Texas originally projected $28 million for 2007, but interest rate cuts dropped the figure to $20 million.

To read the story, visit


If you would like to help continue legal services to South Carolinians in need, please donate to the South Carolina Bar Foundation. For information, visit

Law Related Education – Does it matter?


 Tomorrow I will be a JUDGE.

A Mock Trial Judge.

Not the PRESIDING mock trial judge, but a judge nonetheless.

No fancy black robe BUT I do have the fascinating joy and responsibility of judging mock trial for MIDDLE SCHOOL STUDENTS!

You may be thinking to yourself, big whoop. Now YOU have to “work” on a Saturday. And besides, it’s not real life.

Well, newsflash – it does offer the opportunity to CHANGE someone’s life.

Wait. WHAT?!?!?

That’s right. Mock trial can change someone’s life. I’m not saying it will, but it is within the realm of possibility.

Participating in mock trial or other law related education allows students to gain a deeper understanding of how the legal system works. The South Carolina Bar’s Law Related Education (LRE) division offers many differents programs in addition to mock trial,including Foundations of Democracy, Community Works, Law Day, We the People, and Foundations of Democracy to name a few. Here are some of the comments that LRE has received from teachers, students and parents about the impact of LRE:

From an elementary school – “[the] impact is far reaching and has included reading, writing, public speaking and social studies.”

From a high school student – “I never knew, until We the People, how the Constitution plays an intricate role in my life. Now I understand the limits of our government . . . We the People has made me a better presenter, speaker and a more educated American.”

From a middle school teacher – “Students from Project Citizen demonstrate leadership skills in dealing with school and community concerns. It is amazing to watch these students present their research to large groups of adults with confidence and pride.”

From a parent – “Participating in [We the People] was a remarkable experience for [my daughter] and for the other members of the team.  . . . My daughter has always had a dream of being a physician, but she came home from the national competition with a changed mind and heart. Because of this experience she had found her passion – and that passion is the study of the Constitution and of law.”

I find these remarks absolutely convincing. Yes, participation in law related education is a great thing. And, as one who has participated in the past and is LOOKING FORWARD to tomorrow’s mock trial rounds, it means a lot to me. I haven’t even told you about how it makes me feel.
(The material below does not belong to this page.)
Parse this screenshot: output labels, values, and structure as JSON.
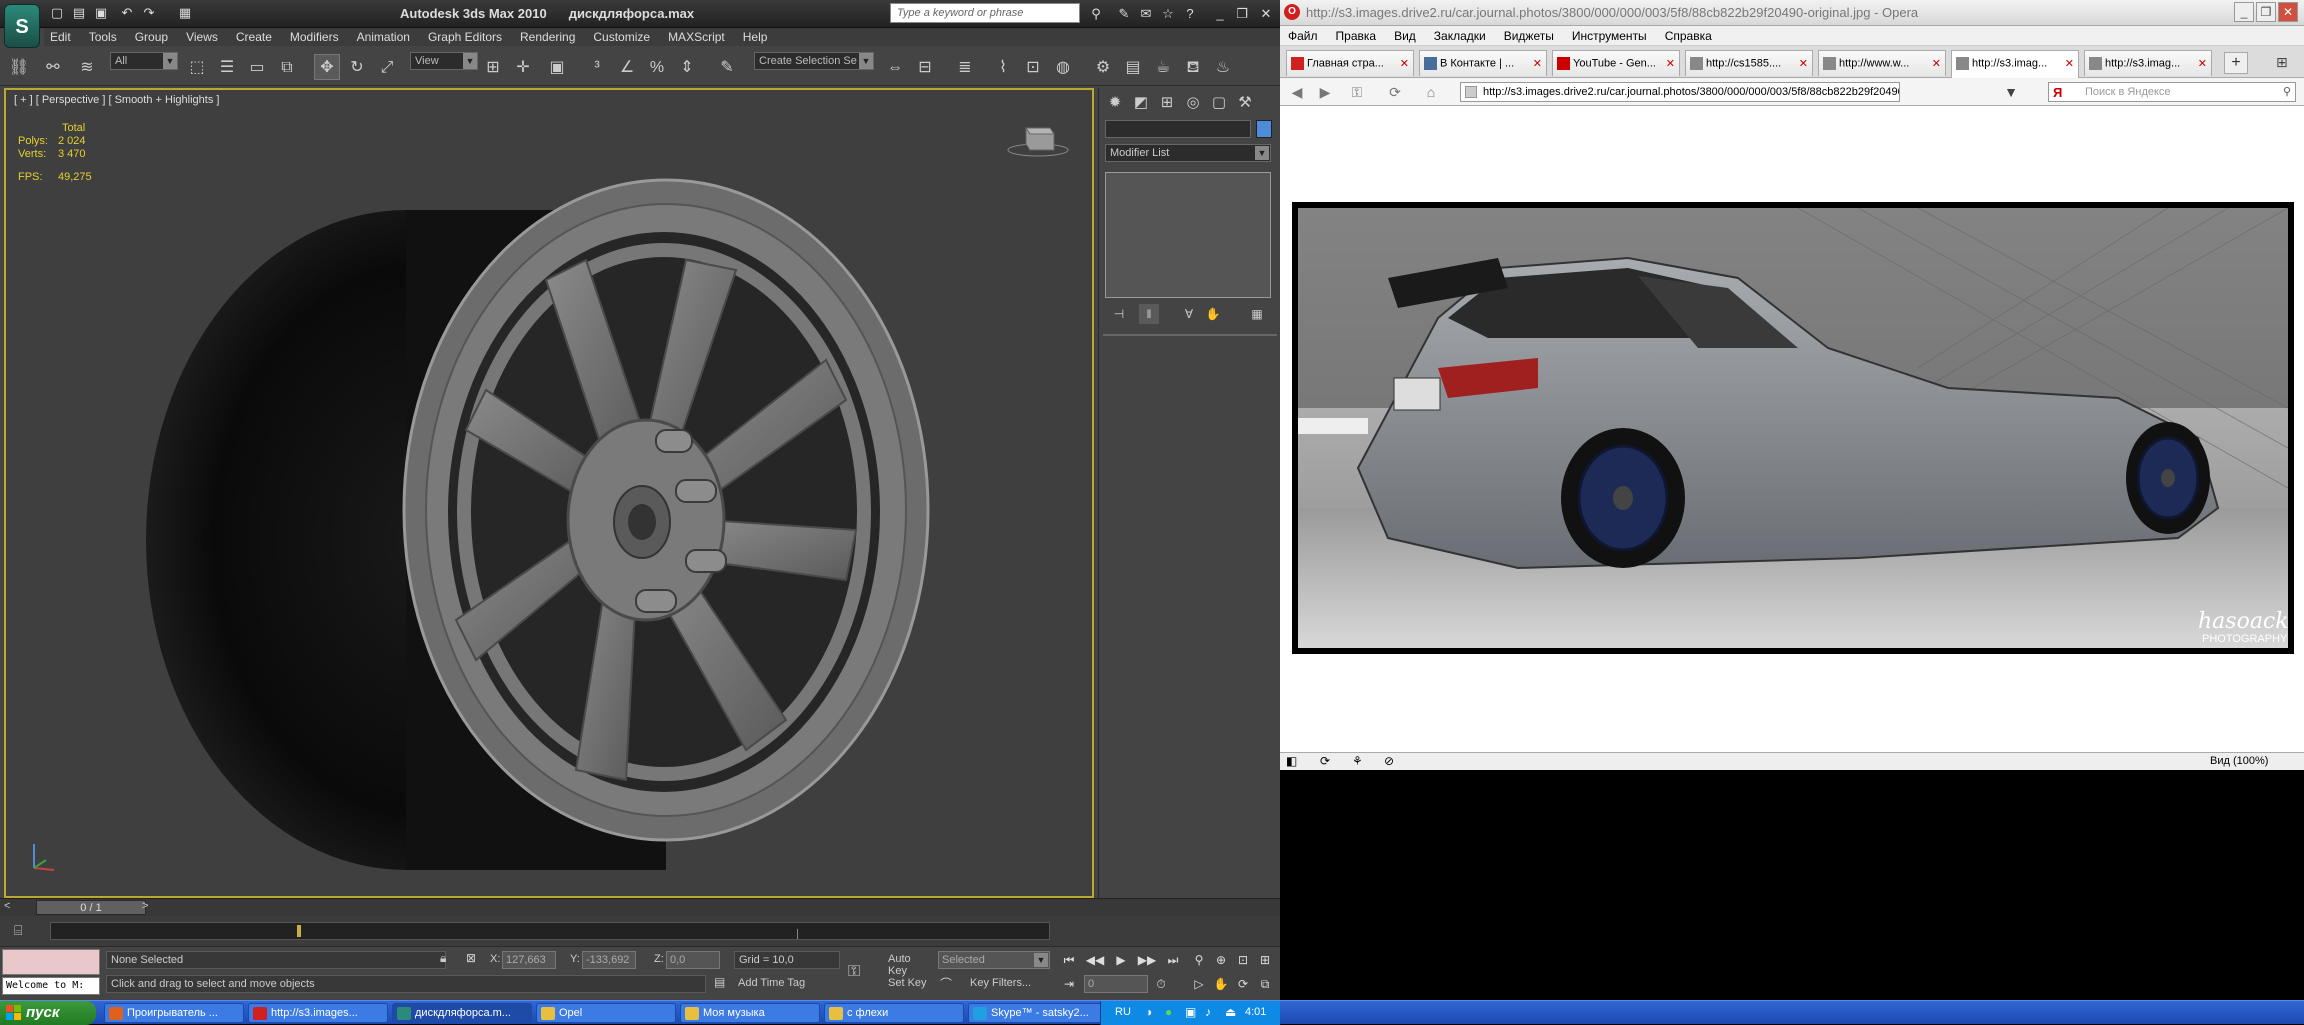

And trust me, if it didn’t make me feel good, it would be awfully hard to get out of bed early on a Saturday morning in order to be downtown no later than 8:45 a.m.

Mock trial makes me feel good because I see passion in these students. Tomorrow middle school students will stand in front of strangers, their parents, their coaches, their opponents and their opponents’ families. They will be nervous. They will present their cases. They will look at the judges. They will remember to ask for the judge’s permission before starting. They will question witnesses. They will make closing arguments. They may even stumble over their words.

But these 11-14 years will be there. On a Saturday. No later than 8:45 a.m. In their suits. Ready to take part in a demonstration of our justice system.

THAT takes passion.

What have you concluded? Does Law Related Education matter?

What do I think? I think it definitely matters. It allows students to study the law, study the system, and learn how to present their argument without resorting to fisticuffs. There’s no violence involved. Sure a courtroom can get heated. But it’s respect of and for the system that allows it to succeed.

It’s what allows us to ponder access to justice for all.

(And to dream of being a judge, even if only for a day, a Saturday.)


If you would like more information about the South Carolina Bar’s Law Related Education, please visit

If you are interested in supporting the South Carolina Bar’s Law Related Education program OR the South Carolina Access to Justice Commission, please visit

Both the South Carolina Bar’s Law Related Education program and the South Carolina Access to Justice Commission are funded by IOLTA grants from the South Carolina Bar Foundation.